Vikings rookie Roc Thomas kept a straight face when describing what he was attempting to do in Saturday’s preseason opener.
“I was trying to get my name out,’’ he said. “That was the whole goal.’’
Then Thomas laughed.
“I’m kidding, man.’’
Regardless, Thomas did get his name noticed plenty for his performance in a 42-28 win at Denver. The undrafted running back has ended up on plenty of highlight reels after catching three passes for 102 yards and two touchdowns and carrying eight times for 29 yards.
Thomas is battling Mack Brown and Mike Boone, another undrafted rookie, to make the 53-man roster as the third back behind Dalvin Cook and Latavius Murray. He wasted no time in showing his stuff after checking in late in the first quarter.
Thomas caught a 13-yard touchdown pass from Trevor Siemian with 1:36 left in the quarter. Then he took a screen pass from Siemian and sprinted 78 yards to the end zone with 4:59 left in the first half.

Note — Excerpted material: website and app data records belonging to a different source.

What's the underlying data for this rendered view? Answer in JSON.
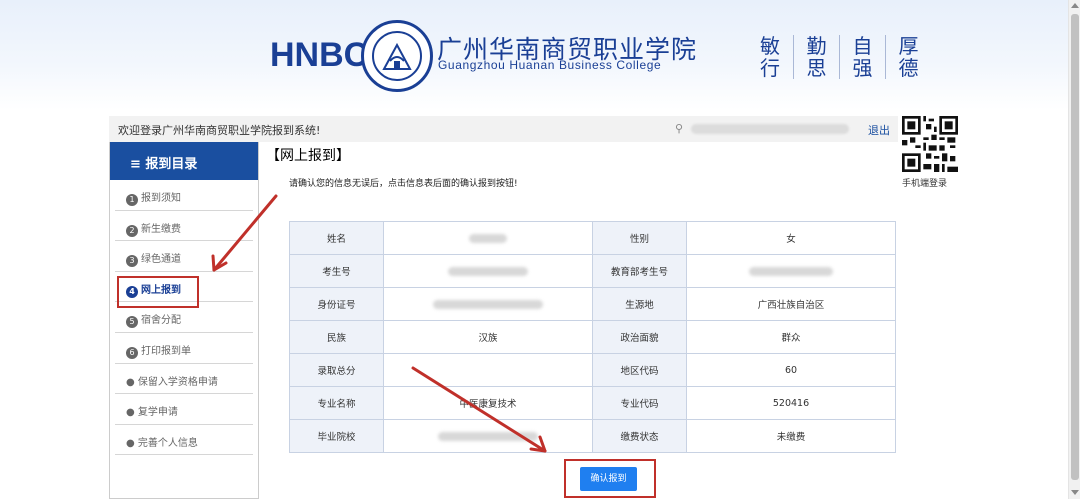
{
  "header": {
    "logo_abbr": "HNBC",
    "school_name_cn": "广州华南商贸职业学院",
    "school_name_en": "Guangzhou Huanan Business College",
    "motto": [
      [
        "敏",
        "行"
      ],
      [
        "勤",
        "思"
      ],
      [
        "自",
        "强"
      ],
      [
        "厚",
        "德"
      ]
    ]
  },
  "topbar": {
    "welcome": "欢迎登录广州华南商贸职业学院报到系统!",
    "logout": "退出"
  },
  "qr": {
    "label": "手机端登录"
  },
  "sidebar": {
    "title": "≡ 报到目录",
    "items": [
      {
        "num": "1",
        "label": "报到须知"
      },
      {
        "num": "2",
        "label": "新生缴费"
      },
      {
        "num": "3",
        "label": "绿色通道"
      },
      {
        "num": "4",
        "label": "网上报到"
      },
      {
        "num": "5",
        "label": "宿舍分配"
      },
      {
        "num": "6",
        "label": "打印报到单"
      },
      {
        "num": "●",
        "label": "保留入学资格申请"
      },
      {
        "num": "●",
        "label": "复学申请"
      },
      {
        "num": "●",
        "label": "完善个人信息"
      }
    ]
  },
  "main": {
    "title": "【网上报到】",
    "instruction": "请确认您的信息无误后，点击信息表后面的确认报到按钮!",
    "table": [
      {
        "l1": "姓名",
        "v1": "",
        "l2": "性别",
        "v2": "女"
      },
      {
        "l1": "考生号",
        "v1": "",
        "l2": "教育部考生号",
        "v2": ""
      },
      {
        "l1": "身份证号",
        "v1": "",
        "l2": "生源地",
        "v2": "广西壮族自治区"
      },
      {
        "l1": "民族",
        "v1": "汉族",
        "l2": "政治面貌",
        "v2": "群众"
      },
      {
        "l1": "录取总分",
        "v1": "",
        "l2": "地区代码",
        "v2": "60"
      },
      {
        "l1": "专业名称",
        "v1": "中医康复技术",
        "l2": "专业代码",
        "v2": "520416"
      },
      {
        "l1": "毕业院校",
        "v1": "",
        "l2": "缴费状态",
        "v2": "未缴费"
      }
    ],
    "confirm_button": "确认报到"
  },
  "colors": {
    "brand": "#1a3f95",
    "sidebar_head": "#1a4fa0",
    "button": "#1f7ff0",
    "annotation": "#c0302a"
  }
}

“I was thinking before the game, ‘This is my first game,’’’ Thomas said. “My whole train of thought was go in and just try to get your feet wet, but I got my whole body wet.’’’
It was an impressive debut for a back who wasn’t exactly a household name after playing at small-college Jacksonville State, where he rushed for 1,065 yards as a senior. Thomas spent his first two years at Auburn but didn’t play much before transferring.
“I tell people I’m from Jacksonville State and they say, ‘Florida?’’’ Thomas said. “I say, ‘No, Jacksonville, Alabama.’’’
At least the location of Thomas’ school is better known than his given first name. It’s Racean.
“Maybe like 12 people know that, and that’s my family,’’ he said. “Or maybe my teachers in high school, and that’s probably it.’’
The Oxford, Ala., native got his nickname from his aunt, Lily Thomas, because he was a handful when very young.
“I would cause a lot of trouble,’’ he said. “Everybody was just calling me ‘Roc’ like a rock because I was a hard-headed kid. I was always running around and hitting my sisters and brothers on the upside of the head. I was bad. I was real bad.’’
Thomas insists now that he’s a good guy and the only people he hits are defenders in his way. According to Pro Football Focus, Thomas averaged 2.9 yards following contact on his runs Saturday.
However, on his long touchdown, nobody got in his way. It was nothing but smooth sailing to the end zone after taking a pass from Siemian three yards behind the line of scrimmage.
“I couldn’t believe it,” Thomas said. “I’m going to take that. That’s money right there. I just saw a lot of green.”
When he got to the end zone, Thomas did a celebratory dance.
“Oh, man, that guy right there has got some juice,’’ said Vikings tackle Rashod Hill. “We were all impressed by him.’’
After the game, Murray sought Thomas out to offer congratulations.
“He looked real good making plays,’’ Murray said. “This is his first NFL action, so for him to go out there and have a good day, I was happy for him.”
The 5-foot-10, 198-pound Thomas is hopeful his receiving ability will help him make the team. He believes he has some similarities to the 5-9, 205-pound Jerick McKinnon, the versatile running back who signed last March as a free agent with San Francisco after four seasons with Minnesota.
“I think (Saturday) was a good showcase of my versatility,’’ Thomas said. “Coming out of the backfield and catching the ball and running between tackles,’’
Whether it was a goal or not, he did that well enough to get his name out.